U.S. graduate education in science, technology, engineering and math is, in many ways, the “gold standard” for the world. But it can and must better prepare graduates for a changing science landscape and multiple careers. It should also be more transparent in terms of where graduates end up working.
The Federal Aviation Administration is endangering public safety by getting rid of key merit-based hiring criteria for air traffic controllers (such as rewarding high scores on the Air Traffic Selection and Training exam (AT-SAT), and graduation from FAA-accredited CTI Schools).
Like many DOE laboratories, ORISE provides a diverse set of capabilities for strengthening our nation’s competitiveness in science. However, one of the things that makes ORISE so unique is that it is the only DOE entity with a core mission of preparing the future federal STEM workforce through the effective administration of STEM workforce development programs.
Exports of U.S. technology industry products and services grew by nearly $10 billion in 2017, to an estimated $322 billion, according to a new analysis released today by CompTIA, the world's leading technology association.
While Silicon Valley stills hold the title as a tech mecca with the highest numbers of tech postings in the U.S., other cities are starting to gain some ground. According to a new report from career website Ladders, even though San Francisco has once again topped its list of best cities for tech-related opportunities (with 6,727 active postings), it’s losing some luster.
The Department of Commerce and Department of Homeland Security Secretaries publicly released their report to the President, Supporting the Growth and Sustainment of the Nation's Cybersecurity Workforce.
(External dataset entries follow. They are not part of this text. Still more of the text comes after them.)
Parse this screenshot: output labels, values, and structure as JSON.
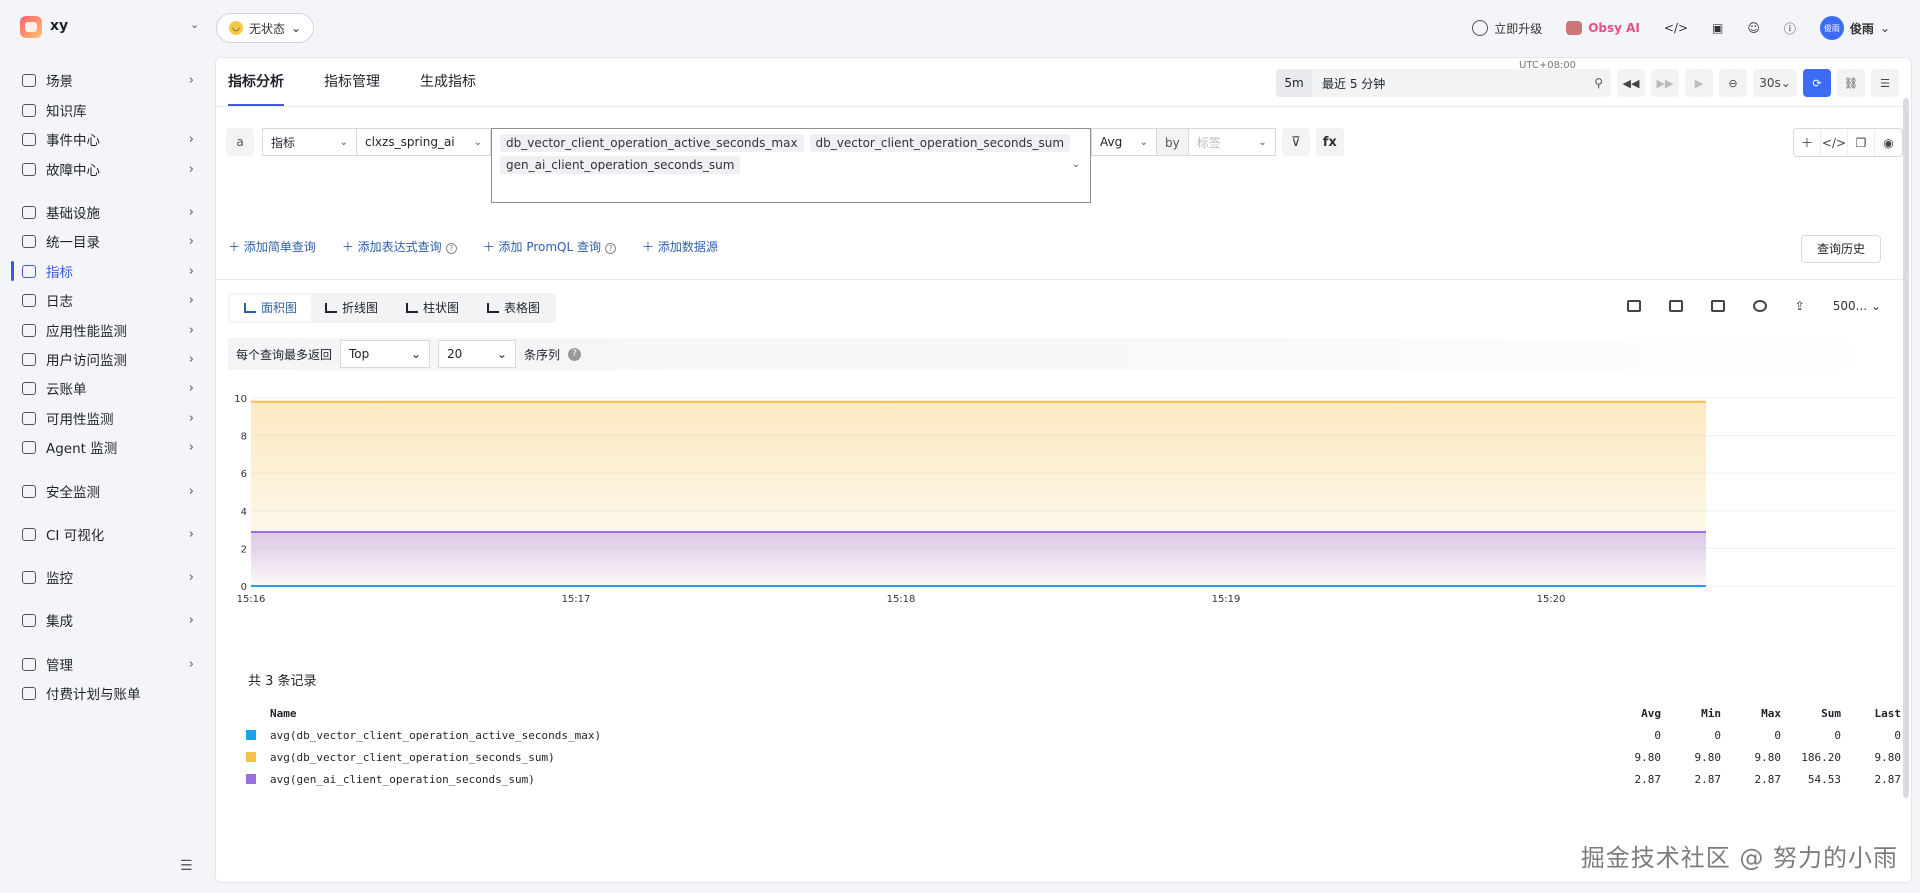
{
  "workspace": {
    "name": "xy",
    "status": "无状态"
  },
  "topbar": {
    "upgrade": "立即升级",
    "obsy": "Obsy AI",
    "avatar_text": "俊雨",
    "user": "俊雨"
  },
  "sidebar": {
    "items": [
      {
        "label": "场景",
        "chev": true
      },
      {
        "label": "知识库",
        "chev": false
      },
      {
        "label": "事件中心",
        "chev": true
      },
      {
        "label": "故障中心",
        "chev": true
      },
      {
        "label": "基础设施",
        "chev": true
      },
      {
        "label": "统一目录",
        "chev": true
      },
      {
        "label": "指标",
        "chev": true,
        "active": true
      },
      {
        "label": "日志",
        "chev": true
      },
      {
        "label": "应用性能监测",
        "chev": true
      },
      {
        "label": "用户访问监测",
        "chev": true
      },
      {
        "label": "云账单",
        "chev": true
      },
      {
        "label": "可用性监测",
        "chev": true
      },
      {
        "label": "Agent 监测",
        "chev": true
      },
      {
        "label": "安全监测",
        "chev": true
      },
      {
        "label": "CI 可视化",
        "chev": true
      },
      {
        "label": "监控",
        "chev": true
      },
      {
        "label": "集成",
        "chev": true
      },
      {
        "label": "管理",
        "chev": true
      },
      {
        "label": "付费计划与账单",
        "chev": false
      }
    ]
  },
  "tabs": [
    "指标分析",
    "指标管理",
    "生成指标"
  ],
  "time": {
    "short": "5m",
    "range": "最近 5 分钟",
    "tz": "UTC+08:00",
    "refresh": "30s"
  },
  "query": {
    "letter": "a",
    "type": "指标",
    "measurement": "clxzs_spring_ai",
    "metrics": [
      "db_vector_client_operation_active_seconds_max",
      "db_vector_client_operation_seconds_sum",
      "gen_ai_client_operation_seconds_sum"
    ],
    "agg": "Avg",
    "by": "by",
    "tag_placeholder": "标签",
    "fx": "fx"
  },
  "add_links": {
    "simple": "添加简单查询",
    "expr": "添加表达式查询",
    "promql": "添加 PromQL 查询",
    "source": "添加数据源"
  },
  "history_btn": "查询历史",
  "viz_tabs": [
    "面积图",
    "折线图",
    "柱状图",
    "表格图"
  ],
  "viz_right": {
    "limit": "500..."
  },
  "limit_row": {
    "label": "每个查询最多返回",
    "order": "Top",
    "count": "20",
    "suffix": "条序列"
  },
  "chart_data": {
    "type": "area",
    "x": [
      "15:16",
      "15:17",
      "15:18",
      "15:19",
      "15:20"
    ],
    "ylim": [
      0,
      10
    ],
    "yticks": [
      "0",
      "2",
      "4",
      "6",
      "8",
      "10"
    ],
    "series": [
      {
        "name": "avg(db_vector_client_operation_active_seconds_max)",
        "color": "#1aa3e8",
        "value": 0
      },
      {
        "name": "avg(db_vector_client_operation_seconds_sum)",
        "color": "#f5c14e",
        "value": 9.8
      },
      {
        "name": "avg(gen_ai_client_operation_seconds_sum)",
        "color": "#9b6fe0",
        "value": 2.87
      }
    ]
  },
  "legend": {
    "count_text": "共 3 条记录",
    "headers": [
      "Name",
      "Avg",
      "Min",
      "Max",
      "Sum",
      "Last"
    ],
    "rows": [
      {
        "name": "avg(db_vector_client_operation_active_seconds_max)",
        "color": "#1aa3e8",
        "vals": [
          "0",
          "0",
          "0",
          "0",
          "0"
        ]
      },
      {
        "name": "avg(db_vector_client_operation_seconds_sum)",
        "color": "#f5c14e",
        "vals": [
          "9.80",
          "9.80",
          "9.80",
          "186.20",
          "9.80"
        ]
      },
      {
        "name": "avg(gen_ai_client_operation_seconds_sum)",
        "color": "#9b6fe0",
        "vals": [
          "2.87",
          "2.87",
          "2.87",
          "54.53",
          "2.87"
        ]
      }
    ]
  },
  "watermark": "掘金技术社区 @ 努力的小雨"
}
State economic growth relies on the availability of a workforce capable of filling open positions. But increasingly around the country, one of the top concerns of employers is finding the right talent to fill these roles. Beyond corporate strategies in hiring, states are increasingly developing new initiatives to keep their pipeline of talent flowing.
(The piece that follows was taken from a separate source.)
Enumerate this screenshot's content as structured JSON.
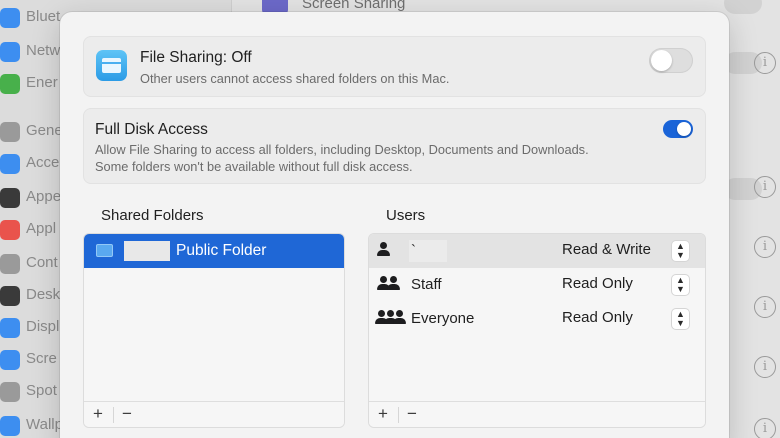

Are you worried that technology will make your job obsolete? A new survey says most Metro Detroit workers don’t feel that way. The Southeast Michigan Council of Governments conducted an online survey of people’s attitudes toward technology and new job skills.
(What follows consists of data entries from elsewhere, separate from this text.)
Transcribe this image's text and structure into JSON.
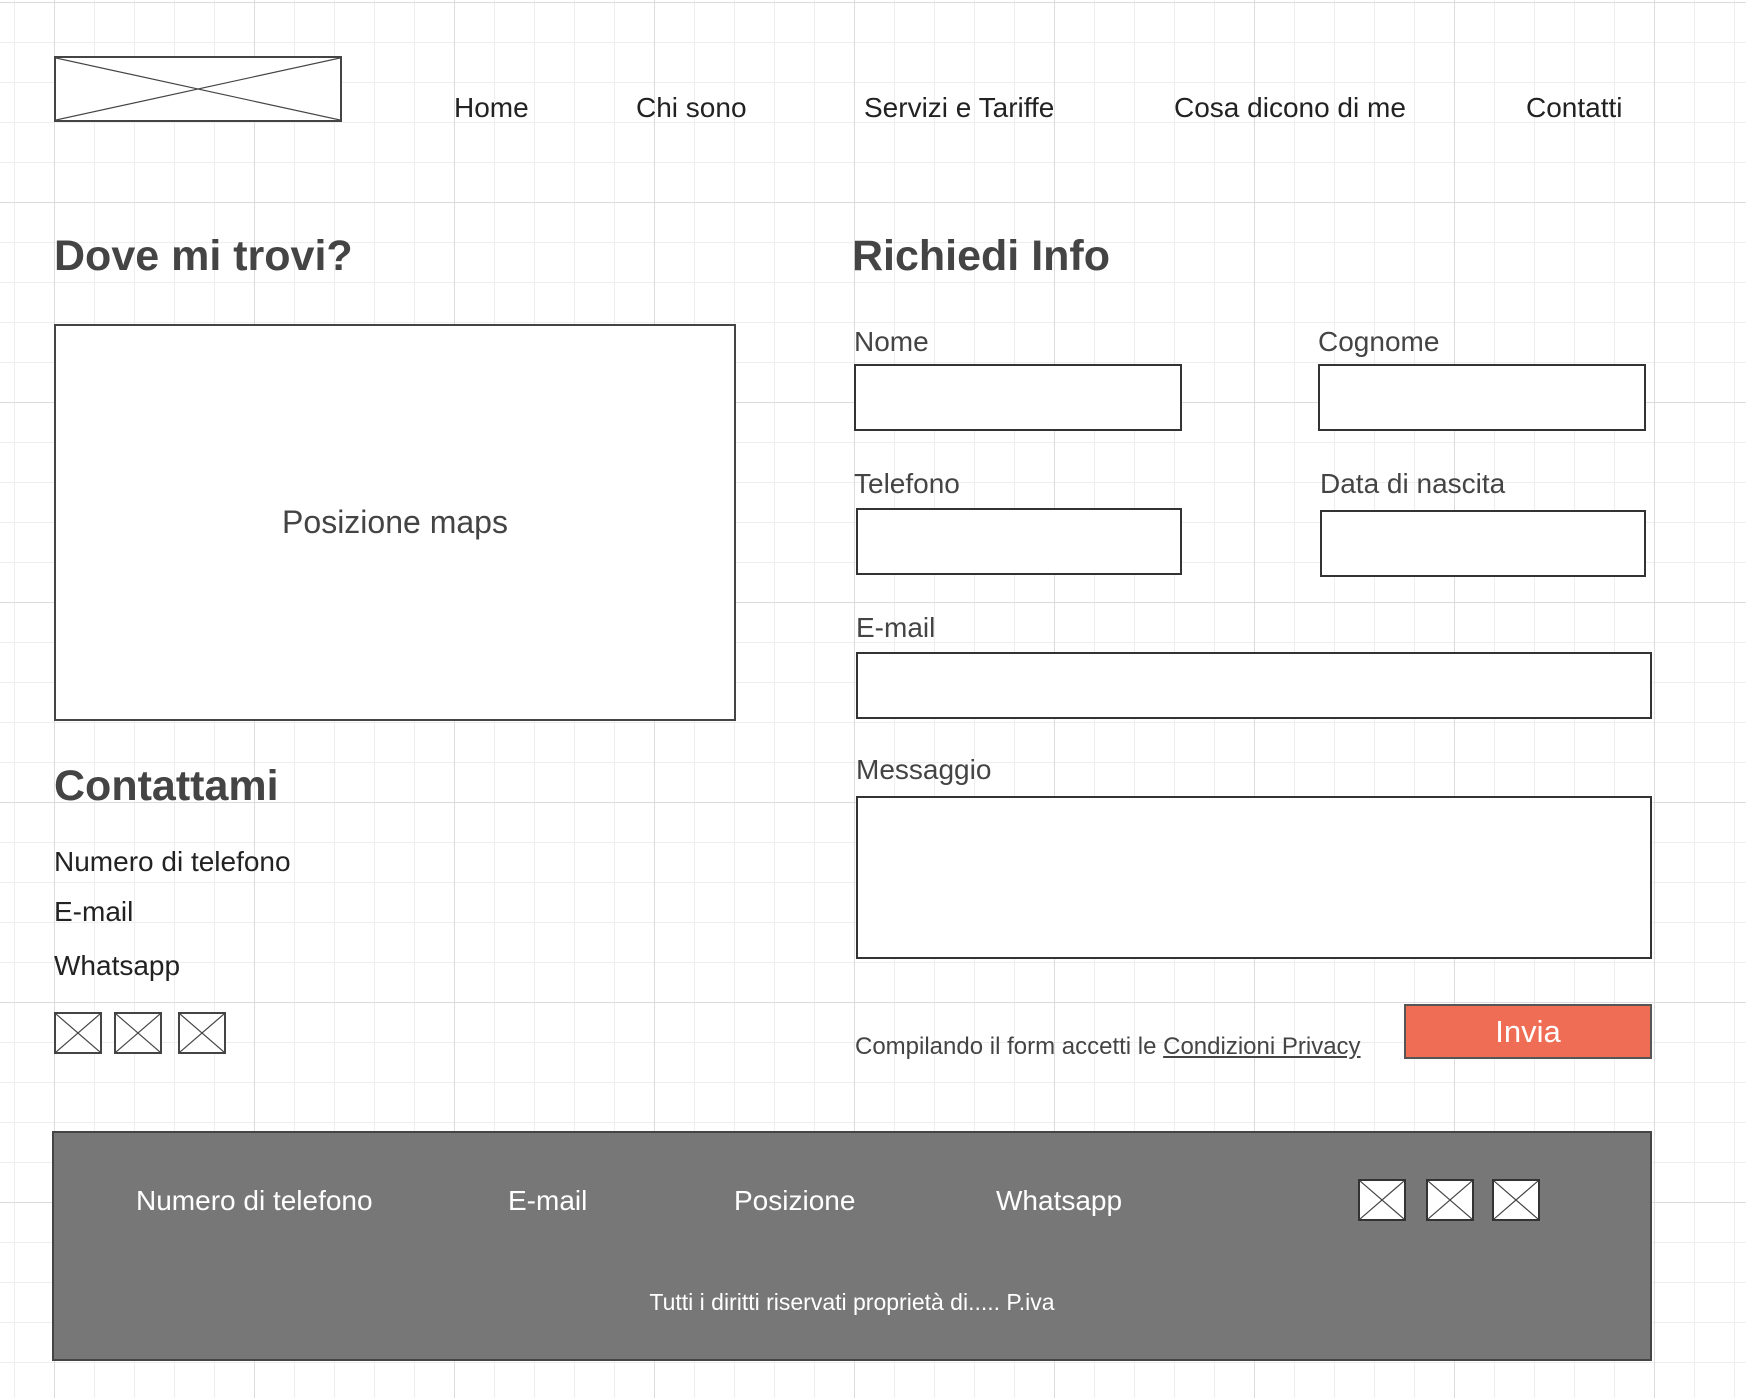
{
  "header": {
    "logo_icon": "image-placeholder-icon",
    "nav": [
      {
        "label": "Home"
      },
      {
        "label": "Chi sono"
      },
      {
        "label": "Servizi e Tariffe"
      },
      {
        "label": "Cosa dicono di me"
      },
      {
        "label": "Contatti"
      }
    ]
  },
  "location": {
    "title": "Dove mi trovi?",
    "map_label": "Posizione maps"
  },
  "contact": {
    "title": "Contattami",
    "phone": "Numero di telefono",
    "email": "E-mail",
    "whatsapp": "Whatsapp",
    "social_icons": [
      "image-placeholder-icon",
      "image-placeholder-icon",
      "image-placeholder-icon"
    ]
  },
  "form": {
    "title": "Richiedi Info",
    "fields": {
      "nome": {
        "label": "Nome",
        "value": ""
      },
      "cognome": {
        "label": "Cognome",
        "value": ""
      },
      "telefono": {
        "label": "Telefono",
        "value": ""
      },
      "data_nascita": {
        "label": "Data di nascita",
        "value": ""
      },
      "email": {
        "label": "E-mail",
        "value": ""
      },
      "messaggio": {
        "label": "Messaggio",
        "value": ""
      }
    },
    "privacy_prefix": "Compilando il form accetti le",
    "privacy_link": "Condizioni Privacy",
    "submit_label": "Invia"
  },
  "footer": {
    "items": [
      {
        "label": "Numero di telefono"
      },
      {
        "label": "E-mail"
      },
      {
        "label": "Posizione"
      },
      {
        "label": "Whatsapp"
      }
    ],
    "social_icons": [
      "image-placeholder-icon",
      "image-placeholder-icon",
      "image-placeholder-icon"
    ],
    "copyright": "Tutti i diritti riservati proprietà di..... P.iva"
  },
  "colors": {
    "accent": "#ef6d55",
    "footer_bg": "#777777",
    "border": "#444444"
  }
}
New technological developments continue to make certain roles in the workplace obsolete. Because these innovations are inevitable, the conversation is turning to training workers so that their skills remain relevant. At the 2016 World Economic Forum, a key takeaway was that learning environments would need to change -- and advances in technology could hold the key.
About one in three employees at Google, Facebook and Apple is a woman. That’s an imbalance that tech sector executives Sheryl Sandberg and Tim Cook say they want to change. Yet even if their companies set a target of just over half their new recruits being women, a Breakingviews calculator shows that closing the gender gap will take up to 15 years.